Please return every line below that contains the string "JSON".

(Source data begins)

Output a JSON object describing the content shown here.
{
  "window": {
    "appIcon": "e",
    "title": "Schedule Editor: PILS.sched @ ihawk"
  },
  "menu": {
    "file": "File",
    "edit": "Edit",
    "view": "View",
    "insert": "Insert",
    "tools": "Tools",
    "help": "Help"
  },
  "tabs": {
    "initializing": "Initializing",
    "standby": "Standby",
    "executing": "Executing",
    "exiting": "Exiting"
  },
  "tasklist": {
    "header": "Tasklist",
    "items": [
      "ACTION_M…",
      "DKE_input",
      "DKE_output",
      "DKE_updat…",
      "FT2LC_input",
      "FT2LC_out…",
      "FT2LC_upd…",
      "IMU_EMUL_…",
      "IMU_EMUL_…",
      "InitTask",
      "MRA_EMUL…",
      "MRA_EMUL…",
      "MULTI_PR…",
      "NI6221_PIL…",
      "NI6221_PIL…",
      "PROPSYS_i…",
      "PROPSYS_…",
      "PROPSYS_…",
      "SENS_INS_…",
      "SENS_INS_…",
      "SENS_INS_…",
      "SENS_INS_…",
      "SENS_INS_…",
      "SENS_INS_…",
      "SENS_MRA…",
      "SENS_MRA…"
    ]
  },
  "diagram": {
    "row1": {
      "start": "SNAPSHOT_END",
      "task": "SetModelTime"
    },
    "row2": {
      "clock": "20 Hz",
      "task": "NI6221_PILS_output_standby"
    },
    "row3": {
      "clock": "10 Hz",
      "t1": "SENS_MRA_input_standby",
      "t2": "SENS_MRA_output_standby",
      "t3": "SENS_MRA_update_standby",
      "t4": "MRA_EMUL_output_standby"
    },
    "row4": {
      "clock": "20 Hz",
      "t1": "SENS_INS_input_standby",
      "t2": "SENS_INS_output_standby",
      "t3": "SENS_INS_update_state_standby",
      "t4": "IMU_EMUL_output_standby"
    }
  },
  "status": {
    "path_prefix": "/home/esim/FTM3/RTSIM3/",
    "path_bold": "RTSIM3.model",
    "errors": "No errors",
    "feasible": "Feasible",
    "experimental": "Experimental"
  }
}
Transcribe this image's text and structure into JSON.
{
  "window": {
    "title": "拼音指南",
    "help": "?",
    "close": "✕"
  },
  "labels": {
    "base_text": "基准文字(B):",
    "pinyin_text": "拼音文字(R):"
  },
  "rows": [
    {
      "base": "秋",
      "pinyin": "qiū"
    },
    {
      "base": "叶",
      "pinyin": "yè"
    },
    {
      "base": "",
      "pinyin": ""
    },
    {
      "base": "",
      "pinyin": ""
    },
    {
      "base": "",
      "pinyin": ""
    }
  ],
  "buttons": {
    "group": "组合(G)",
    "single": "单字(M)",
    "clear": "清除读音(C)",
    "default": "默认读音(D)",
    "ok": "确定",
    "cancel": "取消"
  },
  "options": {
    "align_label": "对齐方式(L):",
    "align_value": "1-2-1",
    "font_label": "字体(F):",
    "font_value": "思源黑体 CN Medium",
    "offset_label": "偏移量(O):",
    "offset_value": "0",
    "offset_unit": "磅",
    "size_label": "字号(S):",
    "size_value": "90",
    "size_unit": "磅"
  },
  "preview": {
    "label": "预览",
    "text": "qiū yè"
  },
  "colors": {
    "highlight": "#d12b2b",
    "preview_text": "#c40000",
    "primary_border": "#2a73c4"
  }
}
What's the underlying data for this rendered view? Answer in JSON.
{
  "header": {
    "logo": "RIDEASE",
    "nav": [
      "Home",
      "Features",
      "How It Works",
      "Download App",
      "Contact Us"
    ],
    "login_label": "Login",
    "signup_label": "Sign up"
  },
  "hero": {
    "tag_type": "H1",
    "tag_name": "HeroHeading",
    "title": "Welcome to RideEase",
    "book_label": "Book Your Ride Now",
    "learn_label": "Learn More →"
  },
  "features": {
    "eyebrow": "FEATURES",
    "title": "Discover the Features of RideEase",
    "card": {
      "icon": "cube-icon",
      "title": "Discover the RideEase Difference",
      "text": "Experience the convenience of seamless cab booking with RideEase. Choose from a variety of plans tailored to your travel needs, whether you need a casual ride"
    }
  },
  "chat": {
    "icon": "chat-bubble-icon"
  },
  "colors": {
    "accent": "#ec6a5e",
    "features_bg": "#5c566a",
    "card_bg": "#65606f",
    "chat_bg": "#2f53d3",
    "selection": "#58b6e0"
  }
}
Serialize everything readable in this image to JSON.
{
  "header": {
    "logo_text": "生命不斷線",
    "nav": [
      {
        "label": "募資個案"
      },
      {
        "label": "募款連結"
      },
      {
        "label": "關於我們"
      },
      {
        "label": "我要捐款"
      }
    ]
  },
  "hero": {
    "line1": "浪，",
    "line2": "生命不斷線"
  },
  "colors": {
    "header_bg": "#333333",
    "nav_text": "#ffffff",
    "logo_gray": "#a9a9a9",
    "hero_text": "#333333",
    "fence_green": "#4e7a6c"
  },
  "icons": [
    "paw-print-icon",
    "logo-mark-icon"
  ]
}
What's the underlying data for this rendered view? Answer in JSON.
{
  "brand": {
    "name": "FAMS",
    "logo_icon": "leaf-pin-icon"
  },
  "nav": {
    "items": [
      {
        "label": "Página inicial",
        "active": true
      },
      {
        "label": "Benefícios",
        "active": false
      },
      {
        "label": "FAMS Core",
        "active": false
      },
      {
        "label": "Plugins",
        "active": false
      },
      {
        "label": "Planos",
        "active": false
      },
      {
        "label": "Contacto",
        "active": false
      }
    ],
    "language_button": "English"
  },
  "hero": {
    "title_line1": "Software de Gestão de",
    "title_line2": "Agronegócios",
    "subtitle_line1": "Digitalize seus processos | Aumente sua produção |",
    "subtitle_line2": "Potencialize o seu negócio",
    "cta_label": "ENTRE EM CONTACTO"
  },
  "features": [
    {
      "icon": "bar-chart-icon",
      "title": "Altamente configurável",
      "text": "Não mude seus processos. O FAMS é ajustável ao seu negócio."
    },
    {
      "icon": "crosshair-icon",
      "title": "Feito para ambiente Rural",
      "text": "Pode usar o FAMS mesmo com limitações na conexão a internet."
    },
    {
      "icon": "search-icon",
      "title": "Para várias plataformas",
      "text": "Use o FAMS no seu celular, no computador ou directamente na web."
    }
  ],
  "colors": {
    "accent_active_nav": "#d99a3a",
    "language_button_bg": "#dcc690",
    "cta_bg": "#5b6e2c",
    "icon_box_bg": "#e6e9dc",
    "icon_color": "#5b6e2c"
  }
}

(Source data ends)

= Solution for this problem =
Output a JSON object describing the content shown here.
Transcribe this image's text and structure into JSON.
What's the underlying data for this rendered view? Answer in JSON.
Serialize everything readable in this image to JSON.
What's the underlying data for this rendered view? Answer in JSON.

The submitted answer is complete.